#### What the task requires:
If a picture appears among the records, leave it out and set down everything else exactly as it stands.
-=-=-
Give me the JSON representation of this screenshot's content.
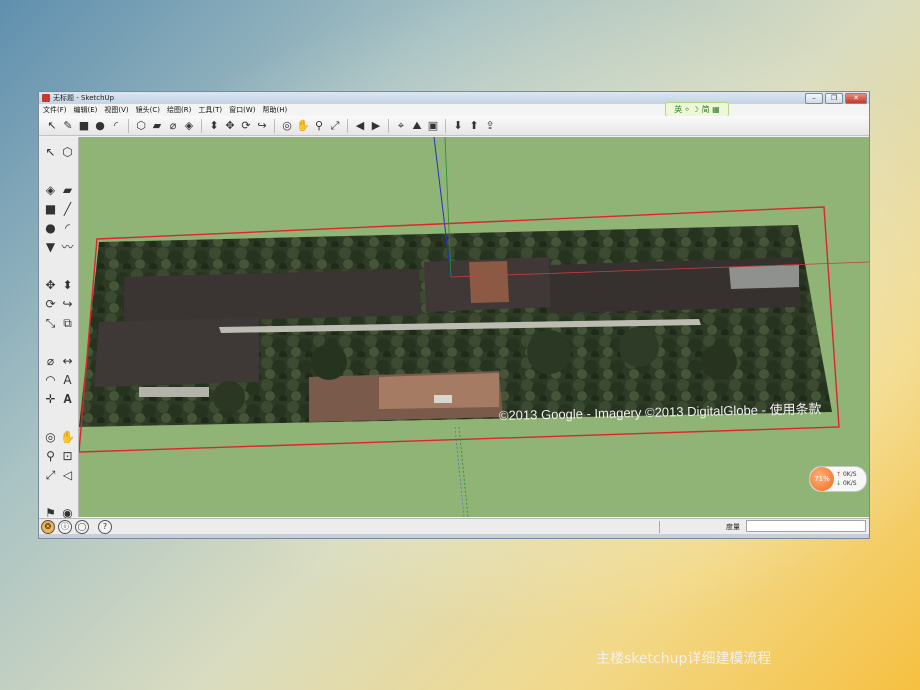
{
  "window": {
    "title": "无标题 - SketchUp",
    "controls": {
      "minimize": "–",
      "maximize": "❐",
      "close": "✕"
    }
  },
  "menu": [
    "文件(F)",
    "编辑(E)",
    "视图(V)",
    "镜头(C)",
    "绘图(R)",
    "工具(T)",
    "窗口(W)",
    "帮助(H)"
  ],
  "ime_badge": "英 ⸰ ☽ 简 ▦",
  "toolbar_icons": [
    "select-icon",
    "pencil-icon",
    "rectangle-icon",
    "circle-icon",
    "arc-icon",
    "sep",
    "make-component-icon",
    "eraser-icon",
    "tape-measure-icon",
    "paint-bucket-icon",
    "sep",
    "push-pull-icon",
    "move-icon",
    "rotate-icon",
    "follow-me-icon",
    "sep",
    "orbit-icon",
    "pan-icon",
    "zoom-icon",
    "zoom-extents-icon",
    "sep",
    "previous-view-icon",
    "next-view-icon",
    "sep",
    "add-location-icon",
    "toggle-terrain-icon",
    "photo-textures-icon",
    "sep",
    "get-models-icon",
    "share-model-icon",
    "share-component-icon"
  ],
  "left_tools": [
    "select-icon",
    "make-component-icon",
    "paint-bucket-icon",
    "eraser-icon",
    "rectangle-icon",
    "line-icon",
    "circle-icon",
    "arc-icon",
    "polygon-icon",
    "freehand-icon",
    "move-icon",
    "push-pull-icon",
    "rotate-icon",
    "follow-me-icon",
    "scale-icon",
    "offset-icon",
    "tape-measure-icon",
    "dimension-icon",
    "protractor-icon",
    "text-icon",
    "axes-icon",
    "3d-text-icon",
    "orbit-icon",
    "pan-icon",
    "zoom-icon",
    "zoom-window-icon",
    "zoom-extents-icon",
    "previous-icon",
    "position-camera-icon",
    "look-around-icon",
    "walk-icon",
    "section-plane-icon"
  ],
  "imagery_credit": "©2013 Google - Imagery ©2013 DigitalGlobe - 使用条款",
  "status": {
    "measure_label": "度量",
    "measure_value": ""
  },
  "net_widget": {
    "percent": "71%",
    "up_label": "0K/S",
    "down_label": "0K/S"
  },
  "caption": "主楼sketchup详细建模流程",
  "colors": {
    "ground": "#8fb476",
    "selection_red": "#e0242a",
    "axis_blue": "#2030c8",
    "axis_green": "#2a8a2a"
  }
}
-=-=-
#### Solution to the problem:
Give me the JSON representation of this screenshot's content.
{
  "window": {
    "title": "无标题 - SketchUp",
    "controls": {
      "minimize": "–",
      "maximize": "❐",
      "close": "✕"
    }
  },
  "menu": [
    "文件(F)",
    "编辑(E)",
    "视图(V)",
    "镜头(C)",
    "绘图(R)",
    "工具(T)",
    "窗口(W)",
    "帮助(H)"
  ],
  "ime_badge": "英 ⸰ ☽ 简 ▦",
  "toolbar_icons": [
    "select-icon",
    "pencil-icon",
    "rectangle-icon",
    "circle-icon",
    "arc-icon",
    "sep",
    "make-component-icon",
    "eraser-icon",
    "tape-measure-icon",
    "paint-bucket-icon",
    "sep",
    "push-pull-icon",
    "move-icon",
    "rotate-icon",
    "follow-me-icon",
    "sep",
    "orbit-icon",
    "pan-icon",
    "zoom-icon",
    "zoom-extents-icon",
    "sep",
    "previous-view-icon",
    "next-view-icon",
    "sep",
    "add-location-icon",
    "toggle-terrain-icon",
    "photo-textures-icon",
    "sep",
    "get-models-icon",
    "share-model-icon",
    "share-component-icon"
  ],
  "left_tools": [
    "select-icon",
    "make-component-icon",
    "paint-bucket-icon",
    "eraser-icon",
    "rectangle-icon",
    "line-icon",
    "circle-icon",
    "arc-icon",
    "polygon-icon",
    "freehand-icon",
    "move-icon",
    "push-pull-icon",
    "rotate-icon",
    "follow-me-icon",
    "scale-icon",
    "offset-icon",
    "tape-measure-icon",
    "dimension-icon",
    "protractor-icon",
    "text-icon",
    "axes-icon",
    "3d-text-icon",
    "orbit-icon",
    "pan-icon",
    "zoom-icon",
    "zoom-window-icon",
    "zoom-extents-icon",
    "previous-icon",
    "position-camera-icon",
    "look-around-icon",
    "walk-icon",
    "section-plane-icon"
  ],
  "imagery_credit": "©2013 Google - Imagery ©2013 DigitalGlobe - 使用条款",
  "status": {
    "measure_label": "度量",
    "measure_value": ""
  },
  "net_widget": {
    "percent": "71%",
    "up_label": "0K/S",
    "down_label": "0K/S"
  },
  "caption": "主楼sketchup详细建模流程",
  "colors": {
    "ground": "#8fb476",
    "selection_red": "#e0242a",
    "axis_blue": "#2030c8",
    "axis_green": "#2a8a2a"
  }
}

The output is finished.